→ **Your assignment**
Please copy out every line of the listing below in which the word "Users" appears.

*** Opening Source information ***

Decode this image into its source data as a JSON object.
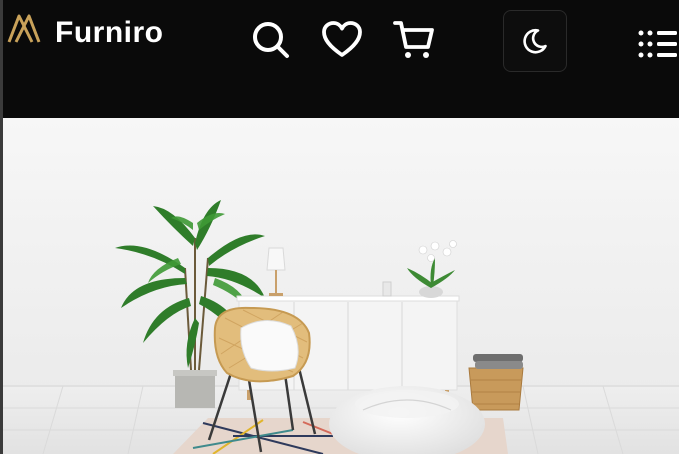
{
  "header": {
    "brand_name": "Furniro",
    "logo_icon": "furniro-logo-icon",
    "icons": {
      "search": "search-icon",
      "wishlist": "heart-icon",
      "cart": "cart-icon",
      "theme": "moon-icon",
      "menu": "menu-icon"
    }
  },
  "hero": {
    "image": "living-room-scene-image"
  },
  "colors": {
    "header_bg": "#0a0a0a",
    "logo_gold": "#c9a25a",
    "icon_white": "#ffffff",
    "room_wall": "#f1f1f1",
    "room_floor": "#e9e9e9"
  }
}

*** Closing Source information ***
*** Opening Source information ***

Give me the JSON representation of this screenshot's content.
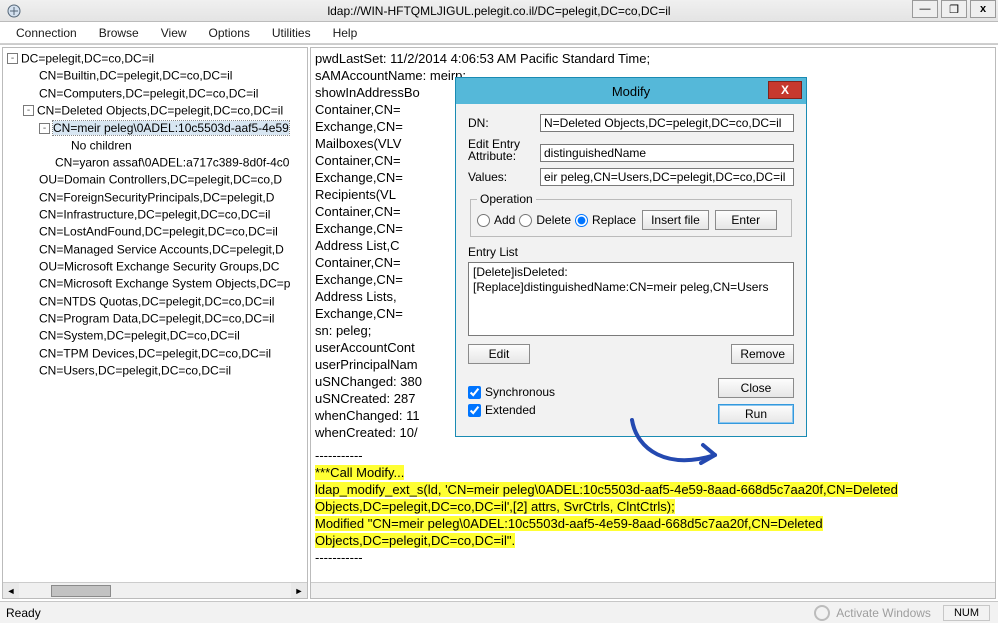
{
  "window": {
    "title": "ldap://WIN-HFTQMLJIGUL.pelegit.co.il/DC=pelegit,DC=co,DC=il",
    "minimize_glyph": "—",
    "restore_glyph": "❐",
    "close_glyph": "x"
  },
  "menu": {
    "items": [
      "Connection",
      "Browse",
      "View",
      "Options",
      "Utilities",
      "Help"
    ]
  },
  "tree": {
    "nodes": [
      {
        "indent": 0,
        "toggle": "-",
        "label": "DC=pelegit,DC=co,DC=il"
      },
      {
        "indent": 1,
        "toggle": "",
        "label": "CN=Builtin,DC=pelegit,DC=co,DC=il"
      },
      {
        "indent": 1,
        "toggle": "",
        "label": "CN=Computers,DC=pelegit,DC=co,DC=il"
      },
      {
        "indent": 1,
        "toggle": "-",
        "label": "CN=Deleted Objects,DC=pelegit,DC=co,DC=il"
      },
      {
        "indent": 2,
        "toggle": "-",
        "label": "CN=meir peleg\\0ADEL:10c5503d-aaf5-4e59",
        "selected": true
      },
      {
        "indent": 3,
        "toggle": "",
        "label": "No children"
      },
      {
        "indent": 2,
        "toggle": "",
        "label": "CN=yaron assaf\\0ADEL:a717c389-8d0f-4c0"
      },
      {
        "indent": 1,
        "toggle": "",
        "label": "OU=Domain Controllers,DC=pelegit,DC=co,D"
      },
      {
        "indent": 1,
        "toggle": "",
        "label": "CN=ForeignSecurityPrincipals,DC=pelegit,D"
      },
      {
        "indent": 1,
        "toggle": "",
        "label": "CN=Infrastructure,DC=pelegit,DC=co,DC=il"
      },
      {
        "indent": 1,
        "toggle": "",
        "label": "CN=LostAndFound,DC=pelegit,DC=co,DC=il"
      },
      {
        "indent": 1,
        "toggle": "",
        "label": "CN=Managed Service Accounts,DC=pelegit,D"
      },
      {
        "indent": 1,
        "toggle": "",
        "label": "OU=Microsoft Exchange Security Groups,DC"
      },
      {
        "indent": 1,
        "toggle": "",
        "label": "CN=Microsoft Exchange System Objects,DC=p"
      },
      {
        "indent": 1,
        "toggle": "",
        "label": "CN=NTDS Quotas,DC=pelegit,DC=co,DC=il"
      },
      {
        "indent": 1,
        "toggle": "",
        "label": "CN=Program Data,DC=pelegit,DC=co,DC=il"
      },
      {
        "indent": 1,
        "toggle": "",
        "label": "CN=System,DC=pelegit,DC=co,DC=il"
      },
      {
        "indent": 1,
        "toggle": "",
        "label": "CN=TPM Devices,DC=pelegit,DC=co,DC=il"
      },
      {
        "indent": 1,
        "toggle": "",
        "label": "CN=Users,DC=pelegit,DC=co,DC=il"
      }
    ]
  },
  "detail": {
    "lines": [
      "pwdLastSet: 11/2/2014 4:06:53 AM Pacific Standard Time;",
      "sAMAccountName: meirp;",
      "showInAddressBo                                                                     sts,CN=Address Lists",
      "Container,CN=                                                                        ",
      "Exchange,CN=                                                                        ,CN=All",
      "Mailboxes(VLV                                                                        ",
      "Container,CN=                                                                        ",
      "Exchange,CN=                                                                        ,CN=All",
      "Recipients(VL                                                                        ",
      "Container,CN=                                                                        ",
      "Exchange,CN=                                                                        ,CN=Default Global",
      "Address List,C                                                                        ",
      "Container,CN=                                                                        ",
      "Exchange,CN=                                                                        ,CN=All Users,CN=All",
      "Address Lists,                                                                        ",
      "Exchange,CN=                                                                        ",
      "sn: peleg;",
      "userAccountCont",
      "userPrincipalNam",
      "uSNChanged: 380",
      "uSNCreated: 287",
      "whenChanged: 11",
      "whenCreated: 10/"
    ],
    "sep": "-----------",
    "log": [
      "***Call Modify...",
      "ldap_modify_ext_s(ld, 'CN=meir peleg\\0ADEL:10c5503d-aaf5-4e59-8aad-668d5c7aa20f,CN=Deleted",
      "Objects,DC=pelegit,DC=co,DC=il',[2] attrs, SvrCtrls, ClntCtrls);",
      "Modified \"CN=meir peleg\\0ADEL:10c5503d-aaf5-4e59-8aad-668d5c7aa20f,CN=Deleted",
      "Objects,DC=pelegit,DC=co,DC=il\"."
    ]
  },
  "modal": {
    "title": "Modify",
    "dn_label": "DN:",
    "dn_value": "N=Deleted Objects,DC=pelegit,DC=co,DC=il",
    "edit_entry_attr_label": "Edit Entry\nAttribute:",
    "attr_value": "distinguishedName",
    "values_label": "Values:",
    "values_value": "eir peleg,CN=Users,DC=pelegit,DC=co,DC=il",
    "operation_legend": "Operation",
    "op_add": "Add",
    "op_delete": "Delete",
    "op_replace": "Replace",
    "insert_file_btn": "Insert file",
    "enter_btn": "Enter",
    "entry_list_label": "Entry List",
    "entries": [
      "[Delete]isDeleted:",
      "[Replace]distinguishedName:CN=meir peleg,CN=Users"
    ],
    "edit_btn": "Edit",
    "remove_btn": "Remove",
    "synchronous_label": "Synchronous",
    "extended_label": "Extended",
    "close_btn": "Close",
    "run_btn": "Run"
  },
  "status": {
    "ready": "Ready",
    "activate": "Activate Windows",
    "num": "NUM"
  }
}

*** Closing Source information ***

→ **Answer box**
        "label": "CN=Users,DC=pelegit,DC=co,DC=il"
      "Exchange,CN=                                                                        ,CN=All Users,CN=All",
    "values_value": "eir peleg,CN=Users,DC=pelegit,DC=co,DC=il",
      "[Replace]distinguishedName:CN=meir peleg,CN=Users"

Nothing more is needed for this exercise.